Jigsaw has two main aims for all children:
- To build their capacity for learning
- To equip them for life; Jigsaw brings together PSHE Education, compulsory Relationships and Health Education, emotional literacy, mindfulness, social skills and spiritual development.
All lessons are delivered in an age- and stage-appropriate way so that they meet children’s needs. We make cross-curricular links between PSHE and other subjects; this is particularly true and relevant in English, Religious Education, Physical Education, History and Geography, with other content also linking to Maths, Science and Computing.
PSHE learning comes in many different forms: through whole-class teaching, group activities, individual tasks, assemblies, outside speakers, cross-curricula lessons and discrete lessons.
During PSHE sessions children are encouraged to both ask and answer questions, to deepen their knowledge and understanding. A great deal of time is spent considering scenarios and possible responses to them.
In the Foundation Stage, PSHE is taught as an integral part of topic work and is embedded throughout the curriculum. As the year progresses, we respond flexibly to the children’s needs, gradually introducing the different aspects of the Jigsaw scheme as appropriate.
Our PSHE teaching and learning is further enhanced through participation in schemes such as Junior Citizens, IMPS, NSPCC Speak out, and the Stay Safe programme. We also benefit from visits from local policing teams in Key Stage 1 and Key Stage 2
The impact of our PSHE teaching is evident in school life as a whole – in pupils’ good behaviour, their attitudes to learning and their respect, care and understanding for and of, each other.
By the time our children leave our school they will:
- be able to approach a range of real-life situations and apply their skills and attributes to help navigate themselves through modern life
- be on their way to becoming healthy, open-minded, respectful, socially and morally responsible, active members of society
- appreciate difference and diversity
- be able to understand and manage their emotions
- be able to look after their mental health and well-being
- be able to develop positive, healthy relationships with their peers both now and in the future.

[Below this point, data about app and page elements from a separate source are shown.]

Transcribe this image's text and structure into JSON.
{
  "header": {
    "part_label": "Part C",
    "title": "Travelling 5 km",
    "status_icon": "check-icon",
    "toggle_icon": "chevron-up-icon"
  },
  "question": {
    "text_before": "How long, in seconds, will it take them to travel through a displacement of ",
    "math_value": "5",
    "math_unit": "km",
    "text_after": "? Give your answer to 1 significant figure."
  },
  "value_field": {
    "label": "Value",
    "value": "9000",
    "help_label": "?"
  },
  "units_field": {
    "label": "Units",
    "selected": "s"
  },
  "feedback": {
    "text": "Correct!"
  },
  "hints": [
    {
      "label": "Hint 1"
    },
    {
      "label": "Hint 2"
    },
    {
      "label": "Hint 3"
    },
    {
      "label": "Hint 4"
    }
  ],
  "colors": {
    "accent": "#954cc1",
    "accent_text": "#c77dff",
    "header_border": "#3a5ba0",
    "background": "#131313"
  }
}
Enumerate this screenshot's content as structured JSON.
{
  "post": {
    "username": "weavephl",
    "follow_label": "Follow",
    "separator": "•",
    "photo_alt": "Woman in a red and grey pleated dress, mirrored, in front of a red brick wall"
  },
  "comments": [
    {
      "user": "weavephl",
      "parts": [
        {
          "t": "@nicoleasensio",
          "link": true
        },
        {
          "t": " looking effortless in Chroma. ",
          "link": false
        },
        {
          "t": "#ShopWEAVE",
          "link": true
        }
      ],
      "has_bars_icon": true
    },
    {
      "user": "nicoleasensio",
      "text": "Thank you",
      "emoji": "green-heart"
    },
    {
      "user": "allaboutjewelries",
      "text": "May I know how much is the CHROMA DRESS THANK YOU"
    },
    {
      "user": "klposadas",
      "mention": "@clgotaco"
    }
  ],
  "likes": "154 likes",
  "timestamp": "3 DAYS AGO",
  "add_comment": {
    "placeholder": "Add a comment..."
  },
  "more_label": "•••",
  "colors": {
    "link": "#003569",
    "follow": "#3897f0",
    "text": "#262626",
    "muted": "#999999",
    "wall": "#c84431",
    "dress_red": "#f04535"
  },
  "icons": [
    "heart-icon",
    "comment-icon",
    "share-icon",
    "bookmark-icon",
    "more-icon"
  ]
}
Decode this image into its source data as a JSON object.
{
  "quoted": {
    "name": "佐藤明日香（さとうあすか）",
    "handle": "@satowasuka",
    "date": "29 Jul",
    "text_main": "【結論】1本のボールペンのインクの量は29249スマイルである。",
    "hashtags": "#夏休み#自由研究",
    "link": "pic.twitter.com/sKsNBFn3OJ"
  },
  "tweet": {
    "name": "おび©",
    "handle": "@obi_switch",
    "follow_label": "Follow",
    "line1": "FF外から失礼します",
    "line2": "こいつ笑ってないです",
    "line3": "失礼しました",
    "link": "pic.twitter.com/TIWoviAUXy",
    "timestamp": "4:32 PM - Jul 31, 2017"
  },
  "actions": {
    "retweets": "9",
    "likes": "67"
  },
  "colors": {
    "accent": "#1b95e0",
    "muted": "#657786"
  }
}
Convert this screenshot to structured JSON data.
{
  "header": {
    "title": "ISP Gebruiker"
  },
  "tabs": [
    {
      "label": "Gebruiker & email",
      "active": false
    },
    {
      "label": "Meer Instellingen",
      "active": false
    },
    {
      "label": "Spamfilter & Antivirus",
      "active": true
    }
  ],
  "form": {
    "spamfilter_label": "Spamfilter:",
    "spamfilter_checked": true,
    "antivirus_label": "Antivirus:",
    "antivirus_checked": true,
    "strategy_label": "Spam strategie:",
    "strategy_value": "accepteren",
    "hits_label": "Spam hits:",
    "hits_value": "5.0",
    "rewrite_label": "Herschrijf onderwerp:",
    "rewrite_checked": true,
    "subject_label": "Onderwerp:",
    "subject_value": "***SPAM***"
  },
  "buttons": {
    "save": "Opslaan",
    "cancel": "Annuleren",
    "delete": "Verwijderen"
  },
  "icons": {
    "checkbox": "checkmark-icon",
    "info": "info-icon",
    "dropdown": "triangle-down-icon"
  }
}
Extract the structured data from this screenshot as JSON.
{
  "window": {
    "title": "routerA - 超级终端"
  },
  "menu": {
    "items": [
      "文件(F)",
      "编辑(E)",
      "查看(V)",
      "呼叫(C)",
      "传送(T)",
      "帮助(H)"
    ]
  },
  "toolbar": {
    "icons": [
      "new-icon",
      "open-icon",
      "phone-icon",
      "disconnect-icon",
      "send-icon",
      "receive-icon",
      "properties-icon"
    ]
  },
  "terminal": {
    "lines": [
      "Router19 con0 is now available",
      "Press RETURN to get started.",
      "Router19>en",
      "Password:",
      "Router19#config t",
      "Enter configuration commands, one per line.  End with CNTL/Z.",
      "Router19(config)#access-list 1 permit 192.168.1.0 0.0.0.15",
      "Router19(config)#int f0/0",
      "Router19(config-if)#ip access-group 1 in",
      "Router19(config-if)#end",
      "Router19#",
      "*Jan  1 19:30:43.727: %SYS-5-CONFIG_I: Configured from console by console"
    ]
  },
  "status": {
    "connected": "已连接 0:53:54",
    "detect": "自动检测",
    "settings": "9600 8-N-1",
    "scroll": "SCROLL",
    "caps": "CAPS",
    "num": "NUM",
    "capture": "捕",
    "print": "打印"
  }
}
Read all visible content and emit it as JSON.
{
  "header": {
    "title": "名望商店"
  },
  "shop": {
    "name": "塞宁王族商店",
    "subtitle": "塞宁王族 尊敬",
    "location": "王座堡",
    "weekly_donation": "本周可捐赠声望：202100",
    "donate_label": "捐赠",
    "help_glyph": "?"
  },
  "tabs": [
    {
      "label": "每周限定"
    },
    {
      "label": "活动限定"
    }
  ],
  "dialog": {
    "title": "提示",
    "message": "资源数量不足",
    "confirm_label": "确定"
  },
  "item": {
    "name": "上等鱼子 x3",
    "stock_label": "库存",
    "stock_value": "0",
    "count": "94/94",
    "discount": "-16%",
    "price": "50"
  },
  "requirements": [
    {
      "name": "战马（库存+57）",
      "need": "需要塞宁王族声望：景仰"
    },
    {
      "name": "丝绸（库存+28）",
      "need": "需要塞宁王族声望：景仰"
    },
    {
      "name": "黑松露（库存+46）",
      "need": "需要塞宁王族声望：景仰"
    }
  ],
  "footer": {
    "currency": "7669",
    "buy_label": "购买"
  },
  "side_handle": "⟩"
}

- understand the physical aspects involved in RSE at an age-appropriate level
- have respect for themselves and others.
Relationships and Sex (RSE) and Health Education Policy